He allegedly claimed to be the owner of a non-existent mine in Sierra Leone and offered his victims the opportunity to invest.
Once they paid an initial sum, he allegedly asked for equipment and various gifts for his employees – which he then sold.
One victim reportedly paid $730,000. Two others are understood to have “invested” at least $73,000 each.
A 42-year-old man from the South East Suburbs, Melbourne, has been charged with 150 deception related offences including obtaining property by deception between September 2017 to October 2021.
He’s been bailed to appear before the Melbourne Committal Court in February 2022.
Detective senior sergeant Jason Venturoni, of Victoria police, said: “Criminals involved in the deception of others are often convincing and take advantage of people’s trust to exploit others for their own financial gain.”
Western Australia has reduced its diamond royalty rate by a significant 33.3 per cent, a move that has been welcomed by Gibb River Diamonds.
The company’s lobbying has led to the reduction of the state diamond gross royalty rate from 7.5 per cent to 5 per cent.
Gibb River stated that the royalty change was in line with the recommendations of the Mineral Royalty Rate Analysis report.
This was published by the Western Australian Department of State Development and Department of Mines and Petroleum in 2015.
“The board of (Gibb River) believes that the reduction of the diamond royalty will have a very positive effect on the sector and is an extremely helpful step in further (Gibb River’s) aim of becoming a profitable diamond producer in Western Australia,” the company stated in an ASX announcement.
The rate is comparable to the 5 per cent royalty rate applied to Rio Tinto’s Argyle diamond project in Western Australia as of May this year, which was amended from the 7.5 per cent rate in 2006 when Rio Tinto decided to proceed with underground mining.
Gibb River operates the Ellendale diamond project in the West Kimberley, which supplies over 50 per cent of the world’s fancy yellow diamonds every year.
The rare colour had driven United States jeweller Tiffany & Co to ink a six-year deal with Ellendale’s former operator, Kimberley Diamonds, for the supply of the diamonds in the past.
The international diamond group, Lucapa Diamond Company Limited has high valued mines in Angola and Lesotho, with exploration projects in Australia, Botswana, and Angola.
The company on 21 March 2019, provided an update on Alluvial Diamond Resource for the Lulo diamond mine in Angola Lulo Diamond Resource.

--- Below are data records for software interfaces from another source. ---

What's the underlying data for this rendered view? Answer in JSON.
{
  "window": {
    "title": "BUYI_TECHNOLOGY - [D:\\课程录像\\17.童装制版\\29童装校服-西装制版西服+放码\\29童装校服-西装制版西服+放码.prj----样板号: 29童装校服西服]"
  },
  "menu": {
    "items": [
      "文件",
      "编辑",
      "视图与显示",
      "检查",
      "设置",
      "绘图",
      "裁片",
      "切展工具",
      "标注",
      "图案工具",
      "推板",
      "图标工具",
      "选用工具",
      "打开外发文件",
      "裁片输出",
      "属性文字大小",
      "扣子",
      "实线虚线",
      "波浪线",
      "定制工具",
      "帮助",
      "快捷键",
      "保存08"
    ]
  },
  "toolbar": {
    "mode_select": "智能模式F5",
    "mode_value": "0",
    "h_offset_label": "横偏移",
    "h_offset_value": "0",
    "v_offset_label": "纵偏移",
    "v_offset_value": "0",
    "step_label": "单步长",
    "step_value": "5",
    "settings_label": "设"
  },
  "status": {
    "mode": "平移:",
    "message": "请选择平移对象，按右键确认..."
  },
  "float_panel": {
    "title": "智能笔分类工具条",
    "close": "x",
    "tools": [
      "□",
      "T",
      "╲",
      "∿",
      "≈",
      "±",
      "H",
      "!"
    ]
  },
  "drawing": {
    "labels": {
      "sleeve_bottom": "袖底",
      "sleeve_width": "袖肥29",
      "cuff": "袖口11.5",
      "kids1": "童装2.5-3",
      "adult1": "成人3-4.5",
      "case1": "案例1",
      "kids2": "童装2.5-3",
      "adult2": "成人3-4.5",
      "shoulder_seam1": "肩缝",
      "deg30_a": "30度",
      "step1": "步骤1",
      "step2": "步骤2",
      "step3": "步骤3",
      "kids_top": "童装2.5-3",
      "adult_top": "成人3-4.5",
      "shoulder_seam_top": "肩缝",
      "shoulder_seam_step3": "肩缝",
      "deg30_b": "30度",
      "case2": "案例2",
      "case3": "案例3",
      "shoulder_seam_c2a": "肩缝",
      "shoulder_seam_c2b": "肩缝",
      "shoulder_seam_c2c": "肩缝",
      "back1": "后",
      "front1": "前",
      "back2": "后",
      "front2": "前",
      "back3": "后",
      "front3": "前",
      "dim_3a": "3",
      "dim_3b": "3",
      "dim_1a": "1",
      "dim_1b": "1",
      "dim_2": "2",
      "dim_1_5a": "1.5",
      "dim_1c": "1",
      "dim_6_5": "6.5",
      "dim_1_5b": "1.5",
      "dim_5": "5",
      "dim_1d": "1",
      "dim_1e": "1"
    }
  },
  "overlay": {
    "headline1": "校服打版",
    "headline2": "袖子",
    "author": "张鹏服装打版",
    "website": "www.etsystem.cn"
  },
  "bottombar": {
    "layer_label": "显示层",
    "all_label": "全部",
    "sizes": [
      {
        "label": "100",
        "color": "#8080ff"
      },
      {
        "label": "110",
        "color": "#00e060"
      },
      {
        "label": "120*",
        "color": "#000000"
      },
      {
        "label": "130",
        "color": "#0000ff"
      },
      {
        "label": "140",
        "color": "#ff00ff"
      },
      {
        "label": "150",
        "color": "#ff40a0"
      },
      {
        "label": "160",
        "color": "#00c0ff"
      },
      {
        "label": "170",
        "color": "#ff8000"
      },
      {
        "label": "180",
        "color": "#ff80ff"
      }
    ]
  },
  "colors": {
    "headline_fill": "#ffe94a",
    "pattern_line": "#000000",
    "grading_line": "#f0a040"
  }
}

LOM is under the partnership with Rosas & Petalas and Empresa Nacional de Diamantes E.P.
Z Star Mineral Resource Consultants Limited, an External consultant of Cape Town, South Africa, independently estimated and reconciled The Lulo Diamond Resource, on a depletion and addition basis as on December 31, 2018.
The resource estimation comprised of 19 months of mining depletion at Lulo from May 31, 2017, to December 31, 2018. During, 19 months, more than 30,000 carats of diamonds were recovered and sold for approximately US$ 62 Mn.
This extensive ongoing resource definition, drilling and sampling program included an additional 4,200 auger holes 36,000 meters drilled.
The current sale of Diamond was estimated at prices above the previous resource estimation on May 31, 2017.